▶ ASSIGNED TASK
Each record below should be repeated precisely as written.

▶ INFORMATION GIVEN
<<<<

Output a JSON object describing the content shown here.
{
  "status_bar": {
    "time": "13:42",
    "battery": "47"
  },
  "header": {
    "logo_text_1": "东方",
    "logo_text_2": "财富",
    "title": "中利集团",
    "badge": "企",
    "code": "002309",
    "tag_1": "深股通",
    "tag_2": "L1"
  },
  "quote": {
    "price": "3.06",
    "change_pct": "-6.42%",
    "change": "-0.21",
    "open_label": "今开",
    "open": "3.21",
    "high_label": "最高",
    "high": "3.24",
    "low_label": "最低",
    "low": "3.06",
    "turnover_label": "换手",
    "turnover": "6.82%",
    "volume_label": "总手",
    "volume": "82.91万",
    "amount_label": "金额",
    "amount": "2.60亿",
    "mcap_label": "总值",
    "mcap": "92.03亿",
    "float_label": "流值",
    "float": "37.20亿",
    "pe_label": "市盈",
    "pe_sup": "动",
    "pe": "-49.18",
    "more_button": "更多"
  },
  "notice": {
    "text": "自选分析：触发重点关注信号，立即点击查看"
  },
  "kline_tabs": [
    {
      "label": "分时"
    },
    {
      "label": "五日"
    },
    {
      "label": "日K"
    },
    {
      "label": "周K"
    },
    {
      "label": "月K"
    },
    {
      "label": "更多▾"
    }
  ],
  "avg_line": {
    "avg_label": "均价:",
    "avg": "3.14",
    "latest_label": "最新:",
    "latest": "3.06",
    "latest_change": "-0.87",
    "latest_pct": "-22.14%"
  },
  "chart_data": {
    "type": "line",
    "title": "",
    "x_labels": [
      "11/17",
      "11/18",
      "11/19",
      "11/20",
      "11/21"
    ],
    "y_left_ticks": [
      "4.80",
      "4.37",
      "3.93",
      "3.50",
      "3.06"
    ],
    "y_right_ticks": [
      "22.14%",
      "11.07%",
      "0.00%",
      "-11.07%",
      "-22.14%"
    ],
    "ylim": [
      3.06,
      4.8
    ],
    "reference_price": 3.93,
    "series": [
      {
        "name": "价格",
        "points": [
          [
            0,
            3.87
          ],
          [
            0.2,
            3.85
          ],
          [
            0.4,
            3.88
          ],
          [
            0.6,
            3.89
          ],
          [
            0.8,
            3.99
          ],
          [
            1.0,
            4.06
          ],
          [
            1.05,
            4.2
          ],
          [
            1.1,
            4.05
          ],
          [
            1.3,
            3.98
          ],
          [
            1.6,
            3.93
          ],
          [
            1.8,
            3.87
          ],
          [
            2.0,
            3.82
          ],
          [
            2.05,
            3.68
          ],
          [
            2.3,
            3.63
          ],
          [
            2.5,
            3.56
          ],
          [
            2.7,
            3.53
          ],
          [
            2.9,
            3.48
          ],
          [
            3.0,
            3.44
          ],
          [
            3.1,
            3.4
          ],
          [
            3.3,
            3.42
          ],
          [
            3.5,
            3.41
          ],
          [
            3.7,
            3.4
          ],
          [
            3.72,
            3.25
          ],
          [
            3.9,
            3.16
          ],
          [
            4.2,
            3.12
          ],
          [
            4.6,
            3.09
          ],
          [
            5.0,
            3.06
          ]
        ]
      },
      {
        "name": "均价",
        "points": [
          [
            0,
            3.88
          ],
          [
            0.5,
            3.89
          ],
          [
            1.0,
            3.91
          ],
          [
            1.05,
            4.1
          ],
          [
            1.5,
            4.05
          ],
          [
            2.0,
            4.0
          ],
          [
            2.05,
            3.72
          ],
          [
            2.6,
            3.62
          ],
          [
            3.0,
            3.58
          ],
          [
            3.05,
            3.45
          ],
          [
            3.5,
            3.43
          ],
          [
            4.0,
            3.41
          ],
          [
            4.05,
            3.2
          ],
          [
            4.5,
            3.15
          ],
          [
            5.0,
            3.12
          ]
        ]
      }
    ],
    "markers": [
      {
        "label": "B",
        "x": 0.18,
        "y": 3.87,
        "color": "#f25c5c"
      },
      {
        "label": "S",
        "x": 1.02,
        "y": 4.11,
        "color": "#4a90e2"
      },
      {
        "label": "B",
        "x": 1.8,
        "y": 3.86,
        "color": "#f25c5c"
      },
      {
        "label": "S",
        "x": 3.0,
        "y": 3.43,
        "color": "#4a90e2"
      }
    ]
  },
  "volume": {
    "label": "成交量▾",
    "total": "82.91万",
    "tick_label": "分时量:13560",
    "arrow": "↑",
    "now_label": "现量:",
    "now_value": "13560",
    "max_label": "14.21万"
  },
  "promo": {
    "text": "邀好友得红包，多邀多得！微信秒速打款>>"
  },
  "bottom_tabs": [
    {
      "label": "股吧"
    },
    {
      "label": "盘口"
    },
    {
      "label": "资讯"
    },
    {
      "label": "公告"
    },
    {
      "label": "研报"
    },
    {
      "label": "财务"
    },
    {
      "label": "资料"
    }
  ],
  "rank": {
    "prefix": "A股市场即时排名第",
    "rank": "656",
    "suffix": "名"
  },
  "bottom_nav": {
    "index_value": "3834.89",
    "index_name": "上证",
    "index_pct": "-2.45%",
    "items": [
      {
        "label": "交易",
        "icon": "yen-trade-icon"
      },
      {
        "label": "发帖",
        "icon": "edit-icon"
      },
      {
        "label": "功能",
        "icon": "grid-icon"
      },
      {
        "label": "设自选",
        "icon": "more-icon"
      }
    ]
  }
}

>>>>

▶ TASK RESULT
Output a JSON object describing the content shown here.
{
  "status_bar": {
    "time": "13:42",
    "battery": "47"
  },
  "header": {
    "logo_text_1": "东方",
    "logo_text_2": "财富",
    "title": "中利集团",
    "badge": "企",
    "code": "002309",
    "tag_1": "深股通",
    "tag_2": "L1"
  },
  "quote": {
    "price": "3.06",
    "change_pct": "-6.42%",
    "change": "-0.21",
    "open_label": "今开",
    "open": "3.21",
    "high_label": "最高",
    "high": "3.24",
    "low_label": "最低",
    "low": "3.06",
    "turnover_label": "换手",
    "turnover": "6.82%",
    "volume_label": "总手",
    "volume": "82.91万",
    "amount_label": "金额",
    "amount": "2.60亿",
    "mcap_label": "总值",
    "mcap": "92.03亿",
    "float_label": "流值",
    "float": "37.20亿",
    "pe_label": "市盈",
    "pe_sup": "动",
    "pe": "-49.18",
    "more_button": "更多"
  },
  "notice": {
    "text": "自选分析：触发重点关注信号，立即点击查看"
  },
  "kline_tabs": [
    {
      "label": "分时"
    },
    {
      "label": "五日"
    },
    {
      "label": "日K"
    },
    {
      "label": "周K"
    },
    {
      "label": "月K"
    },
    {
      "label": "更多▾"
    }
  ],
  "avg_line": {
    "avg_label": "均价:",
    "avg": "3.14",
    "latest_label": "最新:",
    "latest": "3.06",
    "latest_change": "-0.87",
    "latest_pct": "-22.14%"
  },
  "chart_data": {
    "type": "line",
    "title": "",
    "x_labels": [
      "11/17",
      "11/18",
      "11/19",
      "11/20",
      "11/21"
    ],
    "y_left_ticks": [
      "4.80",
      "4.37",
      "3.93",
      "3.50",
      "3.06"
    ],
    "y_right_ticks": [
      "22.14%",
      "11.07%",
      "0.00%",
      "-11.07%",
      "-22.14%"
    ],
    "ylim": [
      3.06,
      4.8
    ],
    "reference_price": 3.93,
    "series": [
      {
        "name": "价格",
        "points": [
          [
            0,
            3.87
          ],
          [
            0.2,
            3.85
          ],
          [
            0.4,
            3.88
          ],
          [
            0.6,
            3.89
          ],
          [
            0.8,
            3.99
          ],
          [
            1.0,
            4.06
          ],
          [
            1.05,
            4.2
          ],
          [
            1.1,
            4.05
          ],
          [
            1.3,
            3.98
          ],
          [
            1.6,
            3.93
          ],
          [
            1.8,
            3.87
          ],
          [
            2.0,
            3.82
          ],
          [
            2.05,
            3.68
          ],
          [
            2.3,
            3.63
          ],
          [
            2.5,
            3.56
          ],
          [
            2.7,
            3.53
          ],
          [
            2.9,
            3.48
          ],
          [
            3.0,
            3.44
          ],
          [
            3.1,
            3.4
          ],
          [
            3.3,
            3.42
          ],
          [
            3.5,
            3.41
          ],
          [
            3.7,
            3.4
          ],
          [
            3.72,
            3.25
          ],
          [
            3.9,
            3.16
          ],
          [
            4.2,
            3.12
          ],
          [
            4.6,
            3.09
          ],
          [
            5.0,
            3.06
          ]
        ]
      },
      {
        "name": "均价",
        "points": [
          [
            0,
            3.88
          ],
          [
            0.5,
            3.89
          ],
          [
            1.0,
            3.91
          ],
          [
            1.05,
            4.1
          ],
          [
            1.5,
            4.05
          ],
          [
            2.0,
            4.0
          ],
          [
            2.05,
            3.72
          ],
          [
            2.6,
            3.62
          ],
          [
            3.0,
            3.58
          ],
          [
            3.05,
            3.45
          ],
          [
            3.5,
            3.43
          ],
          [
            4.0,
            3.41
          ],
          [
            4.05,
            3.2
          ],
          [
            4.5,
            3.15
          ],
          [
            5.0,
            3.12
          ]
        ]
      }
    ],
    "markers": [
      {
        "label": "B",
        "x": 0.18,
        "y": 3.87,
        "color": "#f25c5c"
      },
      {
        "label": "S",
        "x": 1.02,
        "y": 4.11,
        "color": "#4a90e2"
      },
      {
        "label": "B",
        "x": 1.8,
        "y": 3.86,
        "color": "#f25c5c"
      },
      {
        "label": "S",
        "x": 3.0,
        "y": 3.43,
        "color": "#4a90e2"
      }
    ]
  },
  "volume": {
    "label": "成交量▾",
    "total": "82.91万",
    "tick_label": "分时量:13560",
    "arrow": "↑",
    "now_label": "现量:",
    "now_value": "13560",
    "max_label": "14.21万"
  },
  "promo": {
    "text": "邀好友得红包，多邀多得！微信秒速打款>>"
  },
  "bottom_tabs": [
    {
      "label": "股吧"
    },
    {
      "label": "盘口"
    },
    {
      "label": "资讯"
    },
    {
      "label": "公告"
    },
    {
      "label": "研报"
    },
    {
      "label": "财务"
    },
    {
      "label": "资料"
    }
  ],
  "rank": {
    "prefix": "A股市场即时排名第",
    "rank": "656",
    "suffix": "名"
  },
  "bottom_nav": {
    "index_value": "3834.89",
    "index_name": "上证",
    "index_pct": "-2.45%",
    "items": [
      {
        "label": "交易",
        "icon": "yen-trade-icon"
      },
      {
        "label": "发帖",
        "icon": "edit-icon"
      },
      {
        "label": "功能",
        "icon": "grid-icon"
      },
      {
        "label": "设自选",
        "icon": "more-icon"
      }
    ]
  }
}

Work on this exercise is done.